--- START ---
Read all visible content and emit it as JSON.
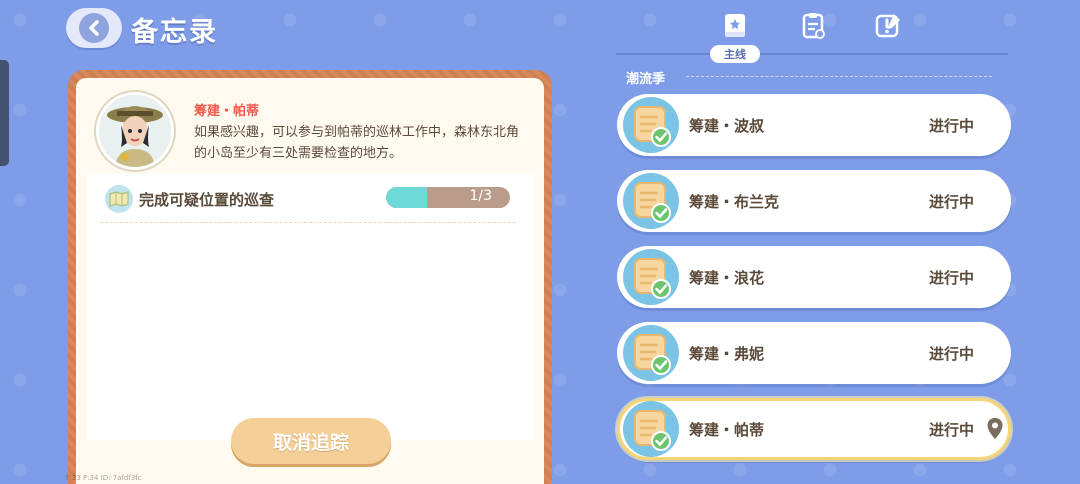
{
  "header": {
    "title": "备忘录"
  },
  "detail": {
    "npc_name": "筹建・帕蒂",
    "description": "如果感兴趣，可以参与到帕蒂的巡林工作中，森林东北角的小岛至少有三处需要检查的地方。",
    "task": {
      "text": "完成可疑位置的巡查",
      "progress_text": "1/3",
      "progress_fraction": 0.333
    },
    "untrack_button": "取消追踪",
    "debug_text": "F:23   P:34   ID: 7afdf3fc"
  },
  "tabs": {
    "active_label": "主线",
    "icons": [
      "book-icon",
      "clipboard-icon",
      "quest-note-icon"
    ]
  },
  "section": {
    "label": "潮流季"
  },
  "quests": [
    {
      "name": "筹建・波叔",
      "status": "进行中",
      "selected": false
    },
    {
      "name": "筹建・布兰克",
      "status": "进行中",
      "selected": false
    },
    {
      "name": "筹建・浪花",
      "status": "进行中",
      "selected": false
    },
    {
      "name": "筹建・弗妮",
      "status": "进行中",
      "selected": false
    },
    {
      "name": "筹建・帕蒂",
      "status": "进行中",
      "selected": true
    }
  ],
  "colors": {
    "background": "#7f9ce8",
    "npc_name": "#f05a4c",
    "progress_fill": "#6fd9d8",
    "button": "#f5cf98",
    "selected_border": "#f5d577"
  }
}
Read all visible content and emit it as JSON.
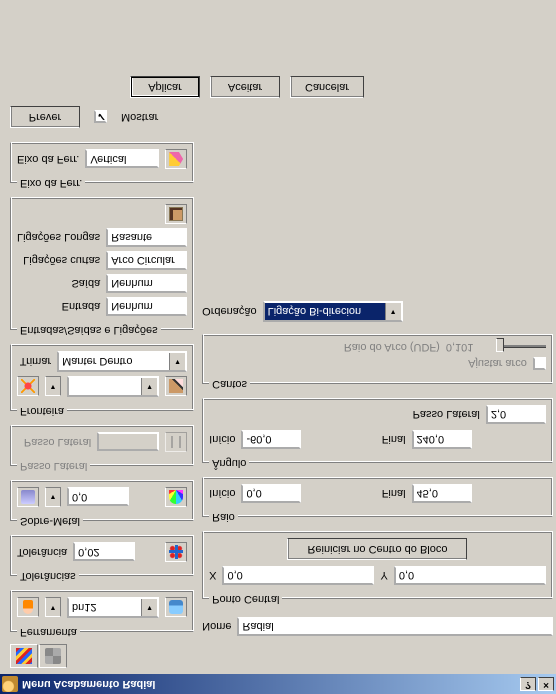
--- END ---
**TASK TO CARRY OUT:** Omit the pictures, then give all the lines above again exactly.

**YOUR RESPONSE:**
Read all visible content and emit it as JSON.
{
  "header": {
    "title": "备忘录"
  },
  "detail": {
    "npc_name": "筹建・帕蒂",
    "description": "如果感兴趣，可以参与到帕蒂的巡林工作中，森林东北角的小岛至少有三处需要检查的地方。",
    "task": {
      "text": "完成可疑位置的巡查",
      "progress_text": "1/3",
      "progress_fraction": 0.333
    },
    "untrack_button": "取消追踪",
    "debug_text": "F:23   P:34   ID: 7afdf3fc"
  },
  "tabs": {
    "active_label": "主线",
    "icons": [
      "book-icon",
      "clipboard-icon",
      "quest-note-icon"
    ]
  },
  "section": {
    "label": "潮流季"
  },
  "quests": [
    {
      "name": "筹建・波叔",
      "status": "进行中",
      "selected": false
    },
    {
      "name": "筹建・布兰克",
      "status": "进行中",
      "selected": false
    },
    {
      "name": "筹建・浪花",
      "status": "进行中",
      "selected": false
    },
    {
      "name": "筹建・弗妮",
      "status": "进行中",
      "selected": false
    },
    {
      "name": "筹建・帕蒂",
      "status": "进行中",
      "selected": true
    }
  ],
  "colors": {
    "background": "#7f9ce8",
    "npc_name": "#f05a4c",
    "progress_fill": "#6fd9d8",
    "button": "#f5cf98",
    "selected_border": "#f5d577"
  }
}
Read all visible content and emit it as JSON.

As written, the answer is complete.